What is required —
Return the data that follows exactly, with each line intact.

Listed records —
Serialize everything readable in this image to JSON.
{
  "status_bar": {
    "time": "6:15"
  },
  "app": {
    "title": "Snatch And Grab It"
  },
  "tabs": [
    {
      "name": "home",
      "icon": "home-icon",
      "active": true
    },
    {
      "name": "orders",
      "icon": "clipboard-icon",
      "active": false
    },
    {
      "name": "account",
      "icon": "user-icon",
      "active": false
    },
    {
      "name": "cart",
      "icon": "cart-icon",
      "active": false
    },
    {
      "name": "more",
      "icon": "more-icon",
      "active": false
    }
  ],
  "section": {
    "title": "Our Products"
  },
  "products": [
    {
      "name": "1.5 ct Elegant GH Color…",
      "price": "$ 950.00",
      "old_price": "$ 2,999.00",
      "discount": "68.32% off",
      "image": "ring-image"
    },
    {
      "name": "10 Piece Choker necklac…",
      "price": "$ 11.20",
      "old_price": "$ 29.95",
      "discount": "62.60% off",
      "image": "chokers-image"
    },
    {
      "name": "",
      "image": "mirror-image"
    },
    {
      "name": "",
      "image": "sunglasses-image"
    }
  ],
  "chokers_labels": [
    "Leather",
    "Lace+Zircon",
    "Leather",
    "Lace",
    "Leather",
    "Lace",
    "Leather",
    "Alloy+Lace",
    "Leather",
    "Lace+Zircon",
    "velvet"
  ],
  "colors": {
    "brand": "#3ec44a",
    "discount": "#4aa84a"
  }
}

Response to this task —
Serialize everything readable in this image to JSON.
{
  "status_bar": {
    "time": "6:15"
  },
  "app": {
    "title": "Snatch And Grab It"
  },
  "tabs": [
    {
      "name": "home",
      "icon": "home-icon",
      "active": true
    },
    {
      "name": "orders",
      "icon": "clipboard-icon",
      "active": false
    },
    {
      "name": "account",
      "icon": "user-icon",
      "active": false
    },
    {
      "name": "cart",
      "icon": "cart-icon",
      "active": false
    },
    {
      "name": "more",
      "icon": "more-icon",
      "active": false
    }
  ],
  "section": {
    "title": "Our Products"
  },
  "products": [
    {
      "name": "1.5 ct Elegant GH Color…",
      "price": "$ 950.00",
      "old_price": "$ 2,999.00",
      "discount": "68.32% off",
      "image": "ring-image"
    },
    {
      "name": "10 Piece Choker necklac…",
      "price": "$ 11.20",
      "old_price": "$ 29.95",
      "discount": "62.60% off",
      "image": "chokers-image"
    },
    {
      "name": "",
      "image": "mirror-image"
    },
    {
      "name": "",
      "image": "sunglasses-image"
    }
  ],
  "chokers_labels": [
    "Leather",
    "Lace+Zircon",
    "Leather",
    "Lace",
    "Leather",
    "Lace",
    "Leather",
    "Alloy+Lace",
    "Leather",
    "Lace+Zircon",
    "velvet"
  ],
  "colors": {
    "brand": "#3ec44a",
    "discount": "#4aa84a"
  }
}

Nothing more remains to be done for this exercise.